You may be familiar with Big Moe from his appearances on BBQ Pitmasters and BBQ Pit Wars. He served as a contestant as well as a judge on those programs. In short, Moe is a master of his craft. If anyone has the clout to instruct the masses on making the perfect brisket, it’s him. He told Uproxx how he does it.
Now, let’s get to the good stuff.
Big Moe’s Tips On Making The Perfect Brisket
The first step on the road to a perfect brisket is to select the best cut of meat you can find. Moe noted that not everybody is going to want to “spend the money on prime or wagyu.” However, he said that getting the best meat is important. “At least get a prime because, with beef brisket, the higher quality of meat you get as far as marbling, the better the brisket is going to be, period. It’s just a fact.”

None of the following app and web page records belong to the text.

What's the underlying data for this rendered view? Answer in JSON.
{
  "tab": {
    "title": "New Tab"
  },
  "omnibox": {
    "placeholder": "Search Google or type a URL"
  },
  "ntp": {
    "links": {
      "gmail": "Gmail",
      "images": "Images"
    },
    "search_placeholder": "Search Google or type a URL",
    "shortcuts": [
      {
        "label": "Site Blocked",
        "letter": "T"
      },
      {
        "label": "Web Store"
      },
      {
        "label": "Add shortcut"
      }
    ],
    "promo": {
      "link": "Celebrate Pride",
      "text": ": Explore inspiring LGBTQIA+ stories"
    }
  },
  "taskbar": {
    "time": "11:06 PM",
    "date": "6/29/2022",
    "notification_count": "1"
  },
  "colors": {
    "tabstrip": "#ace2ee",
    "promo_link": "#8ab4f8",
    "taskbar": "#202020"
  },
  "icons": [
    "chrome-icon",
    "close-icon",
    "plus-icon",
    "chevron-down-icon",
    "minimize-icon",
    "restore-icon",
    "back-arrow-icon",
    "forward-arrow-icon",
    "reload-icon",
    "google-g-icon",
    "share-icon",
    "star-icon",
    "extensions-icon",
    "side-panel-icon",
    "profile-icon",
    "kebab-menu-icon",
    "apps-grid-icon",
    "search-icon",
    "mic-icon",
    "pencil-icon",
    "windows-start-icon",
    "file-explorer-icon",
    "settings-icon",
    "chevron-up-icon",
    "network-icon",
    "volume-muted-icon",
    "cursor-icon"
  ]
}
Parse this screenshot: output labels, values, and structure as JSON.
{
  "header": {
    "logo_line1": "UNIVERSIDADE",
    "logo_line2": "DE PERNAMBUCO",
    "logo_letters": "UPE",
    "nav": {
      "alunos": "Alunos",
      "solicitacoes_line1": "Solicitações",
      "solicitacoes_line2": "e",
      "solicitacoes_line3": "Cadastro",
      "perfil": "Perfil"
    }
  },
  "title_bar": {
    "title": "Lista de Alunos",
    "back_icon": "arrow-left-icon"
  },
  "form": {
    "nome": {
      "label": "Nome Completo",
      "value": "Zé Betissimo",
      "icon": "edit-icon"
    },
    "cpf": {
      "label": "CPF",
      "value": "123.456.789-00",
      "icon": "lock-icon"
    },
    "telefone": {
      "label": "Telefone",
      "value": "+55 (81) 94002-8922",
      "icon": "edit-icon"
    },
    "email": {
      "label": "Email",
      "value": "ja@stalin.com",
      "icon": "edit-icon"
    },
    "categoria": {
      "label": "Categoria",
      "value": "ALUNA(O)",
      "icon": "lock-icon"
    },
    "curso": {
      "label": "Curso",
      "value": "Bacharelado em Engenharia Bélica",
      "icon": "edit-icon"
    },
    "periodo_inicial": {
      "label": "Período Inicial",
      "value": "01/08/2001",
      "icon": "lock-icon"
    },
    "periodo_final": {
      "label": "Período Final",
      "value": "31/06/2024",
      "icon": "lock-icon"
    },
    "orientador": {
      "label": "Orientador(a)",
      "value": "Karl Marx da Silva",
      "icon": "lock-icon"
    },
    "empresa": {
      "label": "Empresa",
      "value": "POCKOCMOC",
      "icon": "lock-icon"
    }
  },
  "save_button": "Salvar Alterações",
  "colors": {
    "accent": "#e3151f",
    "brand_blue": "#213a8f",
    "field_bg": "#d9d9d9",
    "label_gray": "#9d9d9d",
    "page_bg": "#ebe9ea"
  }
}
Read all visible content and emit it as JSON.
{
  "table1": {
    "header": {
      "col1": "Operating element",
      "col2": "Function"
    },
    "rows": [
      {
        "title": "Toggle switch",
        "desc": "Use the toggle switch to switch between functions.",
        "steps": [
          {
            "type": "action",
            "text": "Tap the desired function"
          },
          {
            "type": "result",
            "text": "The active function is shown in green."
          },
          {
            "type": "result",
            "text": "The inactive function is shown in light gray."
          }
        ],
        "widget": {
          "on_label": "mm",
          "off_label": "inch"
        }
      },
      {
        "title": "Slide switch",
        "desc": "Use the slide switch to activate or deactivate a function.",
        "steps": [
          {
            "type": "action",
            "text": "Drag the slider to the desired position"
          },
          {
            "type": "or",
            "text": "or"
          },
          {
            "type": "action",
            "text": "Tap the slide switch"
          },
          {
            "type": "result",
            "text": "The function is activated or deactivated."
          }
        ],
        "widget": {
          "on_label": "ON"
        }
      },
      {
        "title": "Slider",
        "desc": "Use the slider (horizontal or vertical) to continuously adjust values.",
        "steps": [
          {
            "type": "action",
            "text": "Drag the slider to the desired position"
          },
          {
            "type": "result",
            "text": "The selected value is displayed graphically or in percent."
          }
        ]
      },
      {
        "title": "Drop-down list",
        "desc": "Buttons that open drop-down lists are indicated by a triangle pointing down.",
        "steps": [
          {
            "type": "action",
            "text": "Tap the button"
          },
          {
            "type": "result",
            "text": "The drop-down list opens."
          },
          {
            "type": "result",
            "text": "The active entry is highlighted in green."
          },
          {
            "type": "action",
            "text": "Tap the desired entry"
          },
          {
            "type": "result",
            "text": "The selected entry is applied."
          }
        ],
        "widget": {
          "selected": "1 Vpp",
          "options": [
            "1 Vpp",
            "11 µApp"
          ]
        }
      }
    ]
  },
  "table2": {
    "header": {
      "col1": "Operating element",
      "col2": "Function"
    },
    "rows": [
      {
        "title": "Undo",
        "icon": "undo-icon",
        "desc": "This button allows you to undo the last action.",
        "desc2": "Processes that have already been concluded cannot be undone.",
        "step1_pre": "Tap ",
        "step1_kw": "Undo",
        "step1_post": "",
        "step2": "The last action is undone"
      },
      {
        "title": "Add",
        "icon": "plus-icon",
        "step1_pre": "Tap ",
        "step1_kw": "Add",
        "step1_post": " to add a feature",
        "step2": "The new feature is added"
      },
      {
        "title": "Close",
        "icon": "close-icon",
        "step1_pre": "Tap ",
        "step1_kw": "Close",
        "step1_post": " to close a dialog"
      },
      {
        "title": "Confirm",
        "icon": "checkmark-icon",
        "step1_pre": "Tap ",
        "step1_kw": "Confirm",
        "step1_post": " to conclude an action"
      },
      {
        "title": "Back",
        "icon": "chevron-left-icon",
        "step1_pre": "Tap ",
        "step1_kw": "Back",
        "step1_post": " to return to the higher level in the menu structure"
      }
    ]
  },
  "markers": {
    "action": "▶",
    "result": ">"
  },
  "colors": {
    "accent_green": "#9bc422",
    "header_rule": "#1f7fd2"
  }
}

Once you have a good cut of meat, start thinking about seasonings and rubs. Big Moe said he prefers his own rub. However, it’s not a complicated mixture. “It’s basic salt, pepper, and garlic, but it’s got some other stuff that makes it more savory.”
You want that seasoning to stick to the meat. So, Moe says the next step to a perfect brisket is to get a binder. He prefers oil. However, some folks like to use mustard. The pitmaster shared his method with Uproxx. “I like to put oil down on the piece of meat after I trim the fat off the meat side.” Then, he’ll add a nice coat of his rub.
Don’t Rush The Brisket
Let that sit for about an hour while your chosen cooking vessel is heating up. Moe says cooking temperature between 230 and 240 degrees usually yields the perfect brisket. A 17 or 18-pound brisket will take about 8 or 9 hours.
Moe added that it’s best to put the brisket on the grill fat side down.
Once the meat gets to an internal temperature of about 170 degrees, pull it off the grill and wrap it with two sheets of foil below the meat and a sheet of butcher paper on top. Then, you’ll clip the paper and foil together and put it back on the heat. The butcher paper allows the moisture to escape. No one likes a soggy brisket.
Next, you’ll want to set the probe in the meat and wait until the internal temperature hits about 203 degrees. At that point, you’re only one step away from a perfect brisket.
Then, pull it off the heat and let it rest. Don’t unwrap it just yet. Moe says that he puts his finished brisket in a dry cooler for 2-4 hours. This allows all the juices to settle in the meat. As a result, you will avoid dry, tough meat.